Problem statement → Each line of the material that includes the string "edit" counts once; report the total and nothing further.

- - - - - - -

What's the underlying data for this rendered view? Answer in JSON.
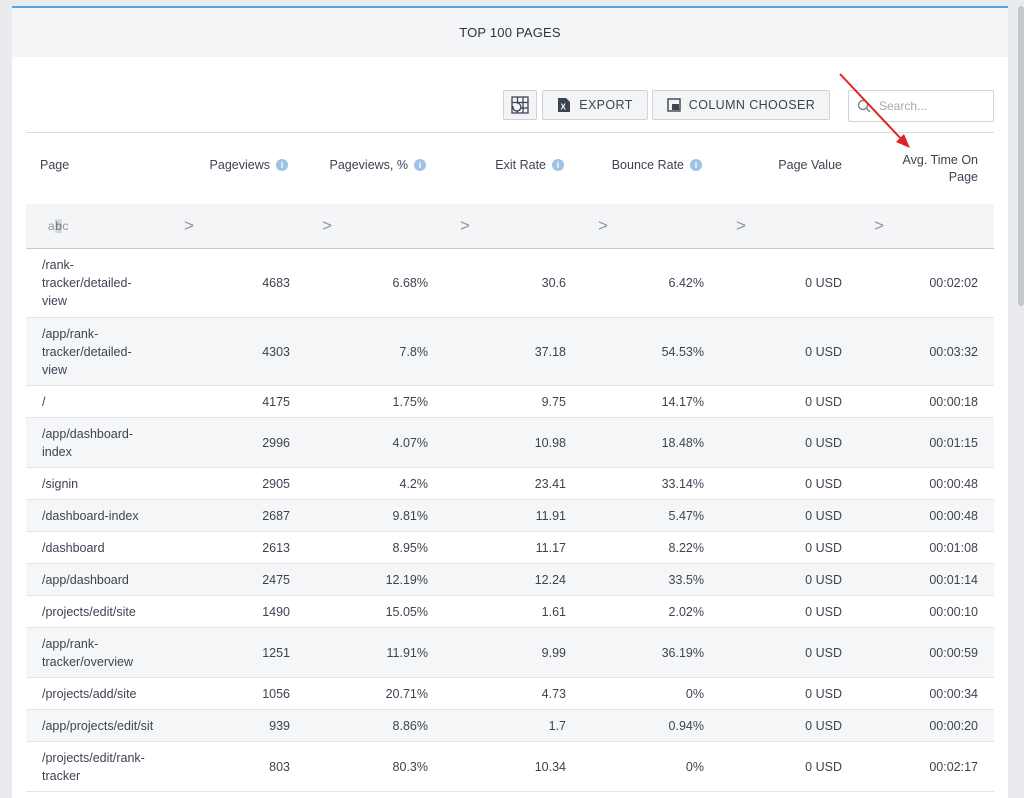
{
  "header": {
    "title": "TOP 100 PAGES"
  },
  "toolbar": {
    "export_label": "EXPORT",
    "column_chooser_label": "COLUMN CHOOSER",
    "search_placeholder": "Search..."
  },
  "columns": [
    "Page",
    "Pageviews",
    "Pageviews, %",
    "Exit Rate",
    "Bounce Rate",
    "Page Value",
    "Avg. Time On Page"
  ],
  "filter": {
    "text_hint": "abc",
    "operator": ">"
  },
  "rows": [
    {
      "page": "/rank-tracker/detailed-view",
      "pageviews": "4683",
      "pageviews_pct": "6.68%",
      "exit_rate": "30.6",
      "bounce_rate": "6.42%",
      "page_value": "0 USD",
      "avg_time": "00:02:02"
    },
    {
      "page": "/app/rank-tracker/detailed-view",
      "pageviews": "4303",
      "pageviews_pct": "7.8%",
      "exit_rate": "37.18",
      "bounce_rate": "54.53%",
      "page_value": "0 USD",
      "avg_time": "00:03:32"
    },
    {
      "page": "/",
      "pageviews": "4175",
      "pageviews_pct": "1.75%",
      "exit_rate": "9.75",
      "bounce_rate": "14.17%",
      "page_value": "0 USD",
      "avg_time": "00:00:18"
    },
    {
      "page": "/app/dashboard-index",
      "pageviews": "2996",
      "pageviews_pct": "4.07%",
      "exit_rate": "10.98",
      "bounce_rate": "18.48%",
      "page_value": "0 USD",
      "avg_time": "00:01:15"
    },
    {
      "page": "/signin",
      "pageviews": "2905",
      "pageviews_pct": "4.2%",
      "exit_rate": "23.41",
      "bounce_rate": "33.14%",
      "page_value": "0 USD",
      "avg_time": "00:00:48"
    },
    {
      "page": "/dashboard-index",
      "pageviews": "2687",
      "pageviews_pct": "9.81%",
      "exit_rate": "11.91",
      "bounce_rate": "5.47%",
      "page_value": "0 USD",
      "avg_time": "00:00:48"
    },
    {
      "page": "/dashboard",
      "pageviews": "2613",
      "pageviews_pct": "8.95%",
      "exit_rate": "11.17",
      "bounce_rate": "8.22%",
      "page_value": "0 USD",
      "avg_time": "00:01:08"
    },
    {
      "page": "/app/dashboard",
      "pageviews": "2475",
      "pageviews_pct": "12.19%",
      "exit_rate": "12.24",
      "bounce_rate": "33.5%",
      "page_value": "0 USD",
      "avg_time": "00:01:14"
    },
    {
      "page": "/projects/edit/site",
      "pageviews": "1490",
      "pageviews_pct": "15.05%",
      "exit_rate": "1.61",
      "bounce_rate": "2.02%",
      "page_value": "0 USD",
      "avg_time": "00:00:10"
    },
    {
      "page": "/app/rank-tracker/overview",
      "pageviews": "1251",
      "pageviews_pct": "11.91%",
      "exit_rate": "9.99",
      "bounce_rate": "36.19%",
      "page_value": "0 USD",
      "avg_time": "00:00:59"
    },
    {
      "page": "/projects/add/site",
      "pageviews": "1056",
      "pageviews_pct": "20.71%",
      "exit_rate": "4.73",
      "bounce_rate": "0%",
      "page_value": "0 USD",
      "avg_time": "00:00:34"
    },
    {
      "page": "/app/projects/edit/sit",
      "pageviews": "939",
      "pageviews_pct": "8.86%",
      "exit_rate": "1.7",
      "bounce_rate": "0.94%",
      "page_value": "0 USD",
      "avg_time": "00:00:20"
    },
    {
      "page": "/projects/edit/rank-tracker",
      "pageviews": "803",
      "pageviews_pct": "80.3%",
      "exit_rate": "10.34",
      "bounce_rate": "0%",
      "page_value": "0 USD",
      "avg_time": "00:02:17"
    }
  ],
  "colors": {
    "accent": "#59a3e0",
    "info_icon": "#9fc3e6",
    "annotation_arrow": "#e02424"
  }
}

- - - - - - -

Answer to the problem → 3